Record set:
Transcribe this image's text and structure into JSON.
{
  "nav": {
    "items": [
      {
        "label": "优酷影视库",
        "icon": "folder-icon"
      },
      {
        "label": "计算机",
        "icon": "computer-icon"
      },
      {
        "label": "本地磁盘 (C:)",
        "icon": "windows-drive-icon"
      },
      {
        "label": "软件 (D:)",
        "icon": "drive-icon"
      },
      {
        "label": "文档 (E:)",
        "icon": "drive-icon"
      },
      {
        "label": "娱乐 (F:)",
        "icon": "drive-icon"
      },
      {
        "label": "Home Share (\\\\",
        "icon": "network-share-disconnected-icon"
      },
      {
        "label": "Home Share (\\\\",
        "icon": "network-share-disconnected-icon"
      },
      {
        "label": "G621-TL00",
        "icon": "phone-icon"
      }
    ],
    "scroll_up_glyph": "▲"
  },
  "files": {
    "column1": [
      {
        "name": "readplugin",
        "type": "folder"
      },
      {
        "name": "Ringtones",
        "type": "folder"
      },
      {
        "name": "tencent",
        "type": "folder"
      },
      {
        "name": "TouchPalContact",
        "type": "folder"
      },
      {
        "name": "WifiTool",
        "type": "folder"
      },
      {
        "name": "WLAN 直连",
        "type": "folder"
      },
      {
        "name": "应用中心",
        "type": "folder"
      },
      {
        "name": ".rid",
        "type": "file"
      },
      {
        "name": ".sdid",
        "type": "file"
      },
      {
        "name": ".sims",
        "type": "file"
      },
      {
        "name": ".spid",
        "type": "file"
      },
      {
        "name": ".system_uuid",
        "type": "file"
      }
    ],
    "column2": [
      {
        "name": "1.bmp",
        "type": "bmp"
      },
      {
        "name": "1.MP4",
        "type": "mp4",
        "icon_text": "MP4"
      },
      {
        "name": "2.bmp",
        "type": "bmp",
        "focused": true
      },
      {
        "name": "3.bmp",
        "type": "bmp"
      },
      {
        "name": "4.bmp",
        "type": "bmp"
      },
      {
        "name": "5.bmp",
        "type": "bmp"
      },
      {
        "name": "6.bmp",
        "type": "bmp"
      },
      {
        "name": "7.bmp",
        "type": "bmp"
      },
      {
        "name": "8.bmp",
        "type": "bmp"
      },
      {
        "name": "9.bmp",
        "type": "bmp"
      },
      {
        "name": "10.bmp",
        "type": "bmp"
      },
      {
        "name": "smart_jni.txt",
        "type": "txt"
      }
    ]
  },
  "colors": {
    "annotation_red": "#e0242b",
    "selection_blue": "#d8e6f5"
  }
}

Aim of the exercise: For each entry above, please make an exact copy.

Answer box:
Transcribe this image's text and structure into JSON.
{
  "nav": {
    "items": [
      {
        "label": "优酷影视库",
        "icon": "folder-icon"
      },
      {
        "label": "计算机",
        "icon": "computer-icon"
      },
      {
        "label": "本地磁盘 (C:)",
        "icon": "windows-drive-icon"
      },
      {
        "label": "软件 (D:)",
        "icon": "drive-icon"
      },
      {
        "label": "文档 (E:)",
        "icon": "drive-icon"
      },
      {
        "label": "娱乐 (F:)",
        "icon": "drive-icon"
      },
      {
        "label": "Home Share (\\\\",
        "icon": "network-share-disconnected-icon"
      },
      {
        "label": "Home Share (\\\\",
        "icon": "network-share-disconnected-icon"
      },
      {
        "label": "G621-TL00",
        "icon": "phone-icon"
      }
    ],
    "scroll_up_glyph": "▲"
  },
  "files": {
    "column1": [
      {
        "name": "readplugin",
        "type": "folder"
      },
      {
        "name": "Ringtones",
        "type": "folder"
      },
      {
        "name": "tencent",
        "type": "folder"
      },
      {
        "name": "TouchPalContact",
        "type": "folder"
      },
      {
        "name": "WifiTool",
        "type": "folder"
      },
      {
        "name": "WLAN 直连",
        "type": "folder"
      },
      {
        "name": "应用中心",
        "type": "folder"
      },
      {
        "name": ".rid",
        "type": "file"
      },
      {
        "name": ".sdid",
        "type": "file"
      },
      {
        "name": ".sims",
        "type": "file"
      },
      {
        "name": ".spid",
        "type": "file"
      },
      {
        "name": ".system_uuid",
        "type": "file"
      }
    ],
    "column2": [
      {
        "name": "1.bmp",
        "type": "bmp"
      },
      {
        "name": "1.MP4",
        "type": "mp4",
        "icon_text": "MP4"
      },
      {
        "name": "2.bmp",
        "type": "bmp",
        "focused": true
      },
      {
        "name": "3.bmp",
        "type": "bmp"
      },
      {
        "name": "4.bmp",
        "type": "bmp"
      },
      {
        "name": "5.bmp",
        "type": "bmp"
      },
      {
        "name": "6.bmp",
        "type": "bmp"
      },
      {
        "name": "7.bmp",
        "type": "bmp"
      },
      {
        "name": "8.bmp",
        "type": "bmp"
      },
      {
        "name": "9.bmp",
        "type": "bmp"
      },
      {
        "name": "10.bmp",
        "type": "bmp"
      },
      {
        "name": "smart_jni.txt",
        "type": "txt"
      }
    ]
  },
  "colors": {
    "annotation_red": "#e0242b",
    "selection_blue": "#d8e6f5"
  }
}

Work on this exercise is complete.